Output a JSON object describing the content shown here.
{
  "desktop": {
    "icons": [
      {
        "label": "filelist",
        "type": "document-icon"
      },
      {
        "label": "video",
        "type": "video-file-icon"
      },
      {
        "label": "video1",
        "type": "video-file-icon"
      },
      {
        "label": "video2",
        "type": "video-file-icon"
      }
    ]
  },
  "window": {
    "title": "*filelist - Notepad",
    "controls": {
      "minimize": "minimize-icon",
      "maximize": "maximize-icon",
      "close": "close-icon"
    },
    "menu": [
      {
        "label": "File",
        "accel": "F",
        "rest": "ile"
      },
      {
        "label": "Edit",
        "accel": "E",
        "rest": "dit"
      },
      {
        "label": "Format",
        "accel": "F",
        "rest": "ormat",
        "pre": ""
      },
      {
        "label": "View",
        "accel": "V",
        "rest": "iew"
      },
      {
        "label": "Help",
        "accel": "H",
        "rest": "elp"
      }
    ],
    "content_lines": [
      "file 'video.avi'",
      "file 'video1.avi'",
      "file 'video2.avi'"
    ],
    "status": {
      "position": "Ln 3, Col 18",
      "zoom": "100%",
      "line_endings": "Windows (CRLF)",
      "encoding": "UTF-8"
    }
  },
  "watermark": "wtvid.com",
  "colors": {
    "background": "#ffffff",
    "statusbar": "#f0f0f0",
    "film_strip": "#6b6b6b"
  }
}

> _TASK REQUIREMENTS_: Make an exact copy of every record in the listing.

> _TASK OUTPUT_:
Output a JSON object describing the content shown here.
{
  "desktop": {
    "icons": [
      {
        "label": "filelist",
        "type": "document-icon"
      },
      {
        "label": "video",
        "type": "video-file-icon"
      },
      {
        "label": "video1",
        "type": "video-file-icon"
      },
      {
        "label": "video2",
        "type": "video-file-icon"
      }
    ]
  },
  "window": {
    "title": "*filelist - Notepad",
    "controls": {
      "minimize": "minimize-icon",
      "maximize": "maximize-icon",
      "close": "close-icon"
    },
    "menu": [
      {
        "label": "File",
        "accel": "F",
        "rest": "ile"
      },
      {
        "label": "Edit",
        "accel": "E",
        "rest": "dit"
      },
      {
        "label": "Format",
        "accel": "F",
        "rest": "ormat",
        "pre": ""
      },
      {
        "label": "View",
        "accel": "V",
        "rest": "iew"
      },
      {
        "label": "Help",
        "accel": "H",
        "rest": "elp"
      }
    ],
    "content_lines": [
      "file 'video.avi'",
      "file 'video1.avi'",
      "file 'video2.avi'"
    ],
    "status": {
      "position": "Ln 3, Col 18",
      "zoom": "100%",
      "line_endings": "Windows (CRLF)",
      "encoding": "UTF-8"
    }
  },
  "watermark": "wtvid.com",
  "colors": {
    "background": "#ffffff",
    "statusbar": "#f0f0f0",
    "film_strip": "#6b6b6b"
  }
}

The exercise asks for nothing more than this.